How often should you do easy runs?

You can do easy runs as often as you want as long as your legs can handle the mileage. If you are doing an easy run truly easy, you should not feel any wear on your legs the next day. This obvious depends on the mileage you are running. Go by the 10% rule for increasing mileage to acclimate the legs and make sure you aren’t overdoing it.

Photo by John Arano on Unsplash

Strength Training

If you’re a runner, you’re bound to have muscles that are overdeveloped and others that are underdeveloped. Commonly this occurs in:

  • Hamstrings
  • Shins
  • Hips
  • Groin (Hip Adductors)

Hamstring Workouts

The hamstrings are a common weak point for a lot of runners. Most people neglect to work them because they aren’t the sexy-looking thigh muscles that develop when you start doing squats and leg presses.

Hamstring work feels meaningless until it’s the first muscle to cramp. Below are some exercises you can do for your hamstrings with videos I linked from YouTube.

  • Deadlifts- I wouldn’t recommend someone new to weight lifting to start with deadlifts. The risk of injury is too high for someone who hasn’t dialed in their form. If you decide to start deadlifts, start using dumbbells or kettlebells instead of slapping some 45 lb plates on a barbell and going for it.
  • Hamstring curls on the machine at a gym- Most runners should do these types of exercises in a higher rep range (10–20 reps per set)
  • Cable hamstring curls- if your gym doesn’t have a dedicated hamstring curl machine, you can use cables to get a great hamstring curl workout.
  • RDLs- or Romanian Deadlifts — I love doing RDLs. They’re perfect for people who want to start getting into standard deadlifts.

Tibialis Workouts

Have you ever had shin splints? Even if you haven’t, working the tibialis is critical for muscle balance in the lower legs.

Having a strong tibialis is vital for preventing ankle injuries. In all my long runs, I notice that it is also the first muscle to feel fatigued.

  • Wall toe raises- lean on a wall and lift your shins up. There’s no defined rep count here but if this is your first time doing this, do as many reps as you can during the first set to get a gauge of how strong your tibialis muscles are.
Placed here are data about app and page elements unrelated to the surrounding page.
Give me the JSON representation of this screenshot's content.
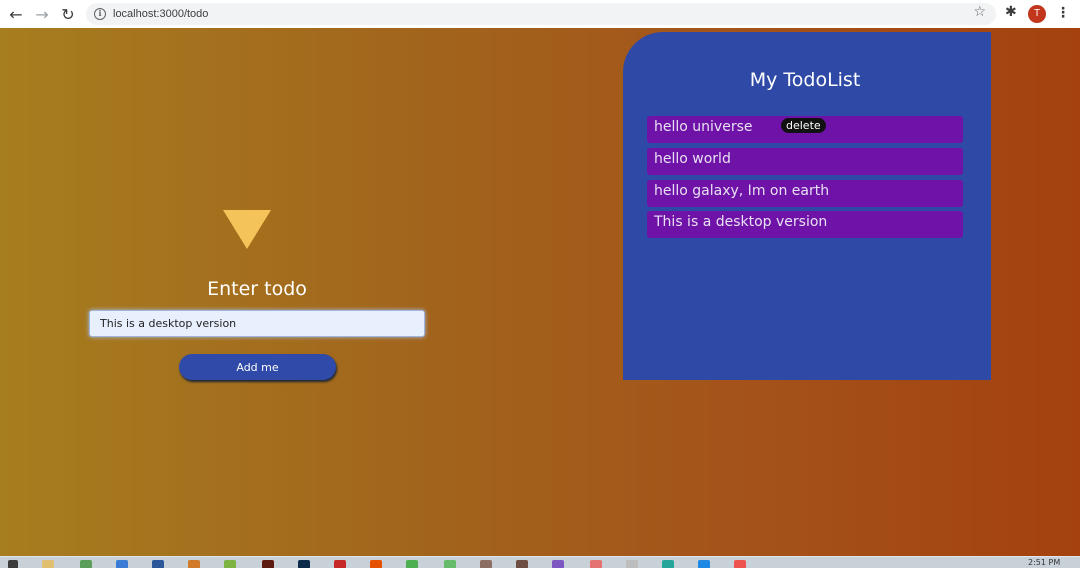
{
  "browser": {
    "url": "localhost:3000/todo",
    "avatar_initial": "T",
    "icons": [
      "back-arrow-icon",
      "forward-arrow-icon",
      "reload-icon",
      "info-icon",
      "star-icon",
      "extensions-icon",
      "menu-icon"
    ]
  },
  "form": {
    "title": "Enter todo",
    "input_value": "This is a desktop version",
    "button_label": "Add me",
    "triangle_color": "#f4c35a"
  },
  "todo_list": {
    "title": "My TodoList",
    "items": [
      {
        "text": "hello universe",
        "badge": "delete"
      },
      {
        "text": "hello world"
      },
      {
        "text": "hello galaxy, Im on earth"
      },
      {
        "text": "This is a desktop version"
      }
    ],
    "panel_color": "#2f4aa6",
    "item_color": "#6f12a8"
  },
  "taskbar": {
    "clock": "2:51 PM"
  }
}
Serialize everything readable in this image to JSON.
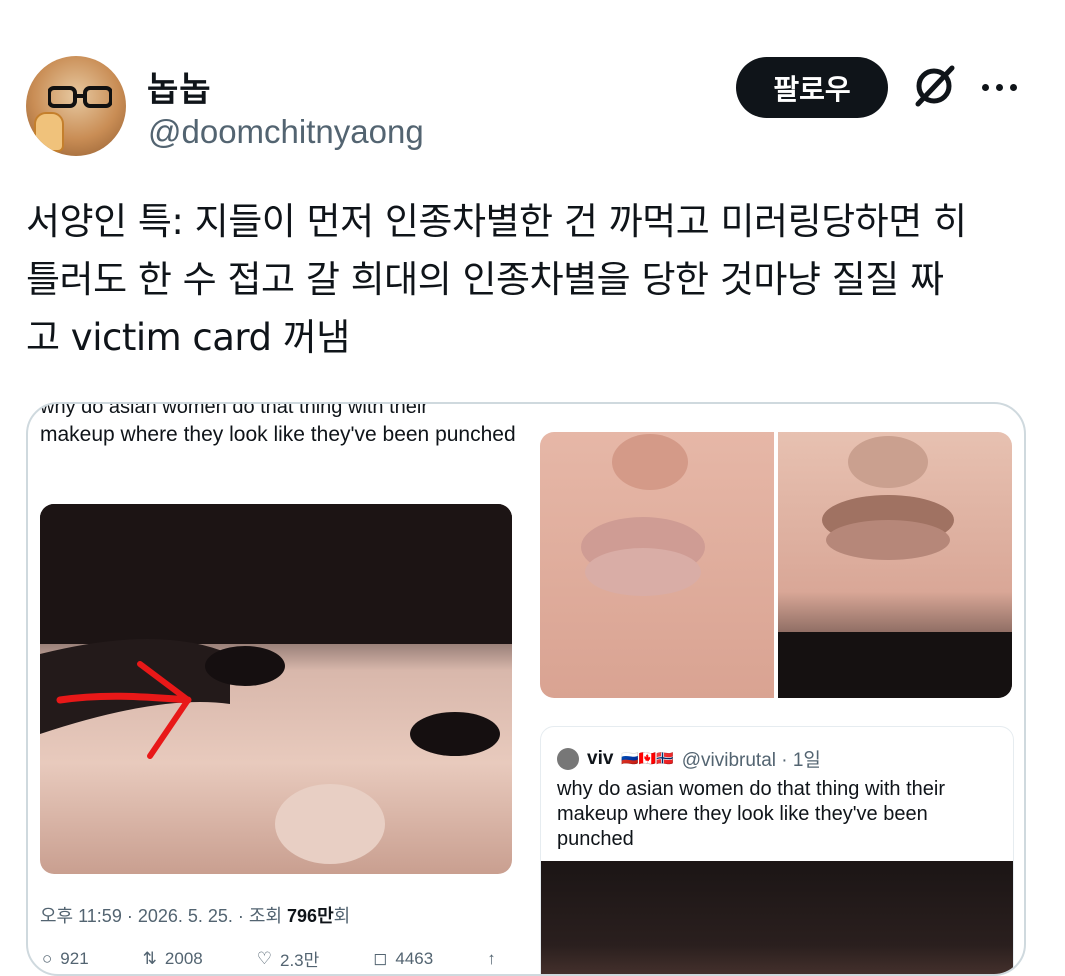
{
  "author": {
    "name": "놉놉",
    "handle": "@doomchitnyaong"
  },
  "header": {
    "follow_label": "팔로우"
  },
  "tweet": {
    "text": "서양인 특: 지들이 먼저 인종차별한 건 까먹고 미러링당하면 히\n틀러도 한 수 접고 갈 희대의 인종차별을 당한 것마냥 질질 짜\n고 victim card 꺼냄"
  },
  "media": {
    "left_top_cut": "why do asian women do that thing with their",
    "left_text": "makeup where they look like they've been punched",
    "meta_time": "오후 11:59 · 2026. 5. 25. · 조회 ",
    "meta_views": "796만",
    "meta_suffix": "회",
    "stats": {
      "replies": "921",
      "retweets": "2008",
      "likes": "2.3만",
      "bookmarks": "4463"
    },
    "quote": {
      "name": "viv",
      "flags": "🇷🇺🇨🇦🇳🇴",
      "handle": "@vivibrutal · 1일",
      "text": "why do asian women do that thing with their makeup where they look like they've been punched"
    }
  }
}
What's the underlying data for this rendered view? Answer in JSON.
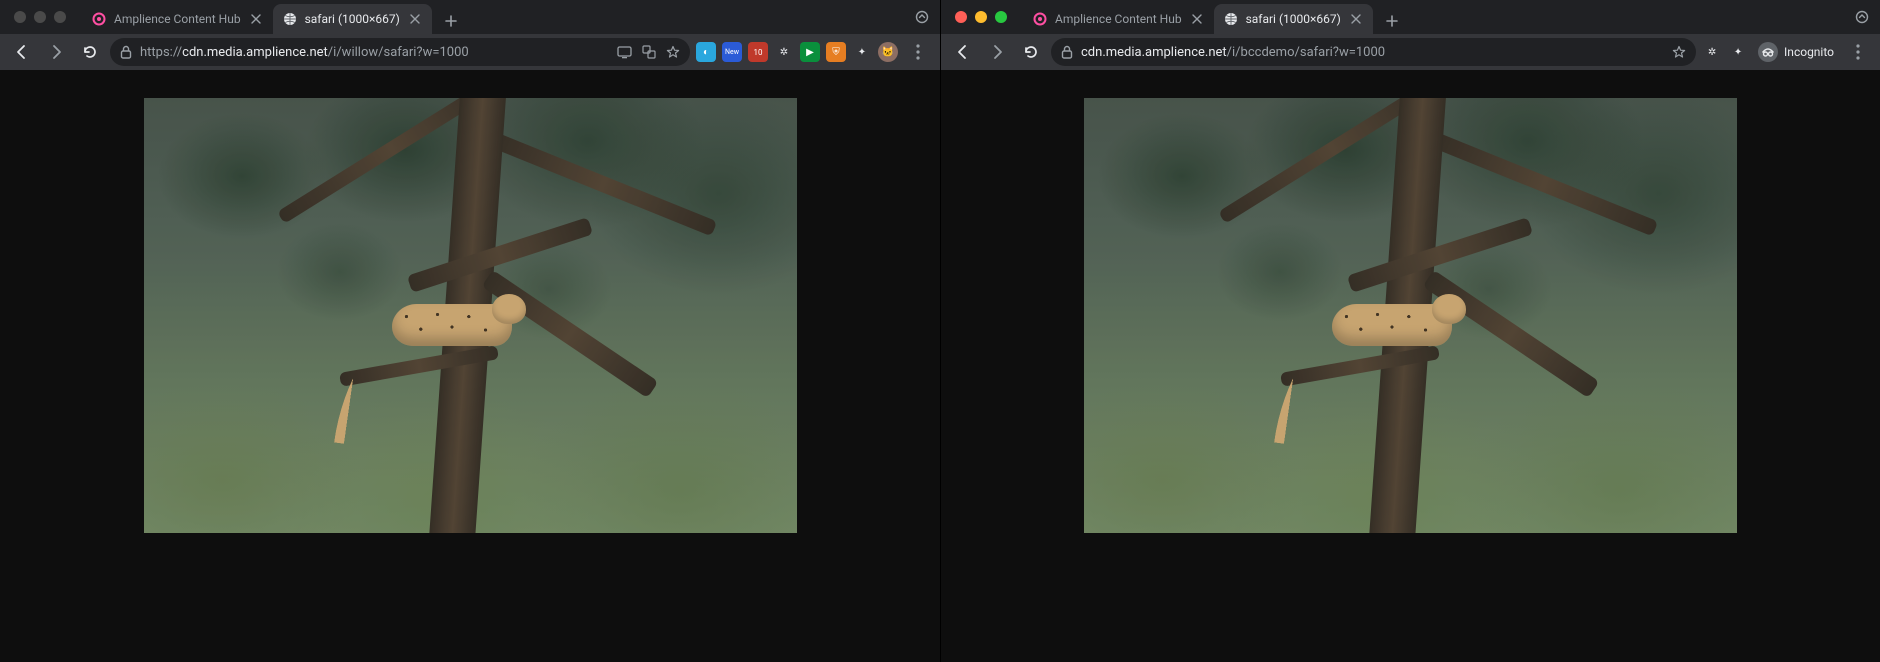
{
  "left": {
    "traffic_lights_dimmed": true,
    "tabs": [
      {
        "title": "Amplience Content Hub",
        "active": false,
        "favicon": "amplience"
      },
      {
        "title": "safari (1000×667)",
        "active": true,
        "favicon": "globe"
      }
    ],
    "url_host": "cdn.media.amplience.net",
    "url_prefix": "https://",
    "url_path": "/i/willow/safari?w=1000",
    "omnibox_icons": [
      "cast-icon",
      "translate-icon",
      "star-icon"
    ],
    "extensions": [
      {
        "name": "ext-1",
        "bg": "#2aa7de",
        "glyph": "◐"
      },
      {
        "name": "ext-new",
        "bg": "#2b5bd7",
        "glyph": "New"
      },
      {
        "name": "ext-cal",
        "bg": "#c0392b",
        "glyph": "10"
      },
      {
        "name": "ext-gear",
        "bg": "transparent",
        "glyph": "⚙"
      },
      {
        "name": "ext-rec",
        "bg": "#0a8f3c",
        "glyph": "▶"
      },
      {
        "name": "ext-shield",
        "bg": "#e67e22",
        "glyph": "⛨"
      },
      {
        "name": "ext-puzzle",
        "bg": "transparent",
        "glyph": "✦"
      },
      {
        "name": "ext-avatar",
        "bg": "#8d6e63",
        "glyph": "🐱"
      }
    ]
  },
  "right": {
    "traffic_lights_dimmed": false,
    "tabs": [
      {
        "title": "Amplience Content Hub",
        "active": false,
        "favicon": "amplience"
      },
      {
        "title": "safari (1000×667)",
        "active": true,
        "favicon": "globe"
      }
    ],
    "url_host": "cdn.media.amplience.net",
    "url_prefix": "",
    "url_path": "/i/bccdemo/safari?w=1000",
    "omnibox_icons": [
      "star-icon"
    ],
    "toolbar_right": {
      "incognito_label": "Incognito"
    }
  },
  "image_alt": "Leopard resting on a tree branch among green foliage"
}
Cut those max reps down to about 80% for most of your sets.
  • Kettlebell Tibialis Raises- grab a light kettlebell and raise it up with your shins. There is also equipment where you can attach a dumbbell to get a similar effect.

Hip Flexors

One of my weakest points is my hip flexors. It’s also a common weak point for a lot of people today due to the amount of sitting we do now. Our hip flexors have both become weakened and shortened from sitting which is a bad combination. Strengthen the muscle up and allow yourself to open up your stride on your next run.

  • Cable hip flexor raises- basically attach your foot to a cable machine that is lowered all the way and raise your knee up like you are in a 1/2 running motion.
  • Cable pull in- lay flat on the ground with your foot attached to a cable machine and pull your knee to your chest.

Groin (Hip Adductors)

Another muscle that always loves to cramp before everything else is the hip adductors. Almost every time I go an extended period of time without weight training this muscle always seems to be sore longer than any of the others. Strengthen it with these exercises.

  • Lateral lunges- you can do this with weight or with only your body weight. Lunge to the side and dig deep into those adductors.
  • Lateral step-ups- if you are new to this exercise, I wouldn’t recommend starting with weights. Step up laterally onto a box like in this.


Running can be amazing. However, running the same route at the same time every day can be monotonous. Make some progress in your training by incorporating a little more speed training, easy runs, and strength training into the mix.

This will help reduce your risk of injury and might help you increase your volume in the future.

Many runners are always trying to get better. That’s what makes running culture so great. It’s about your personal goals and reaching for something that maybe you once thought was impossible for yourself.

Step outside your routine and maybe you will crush your next race!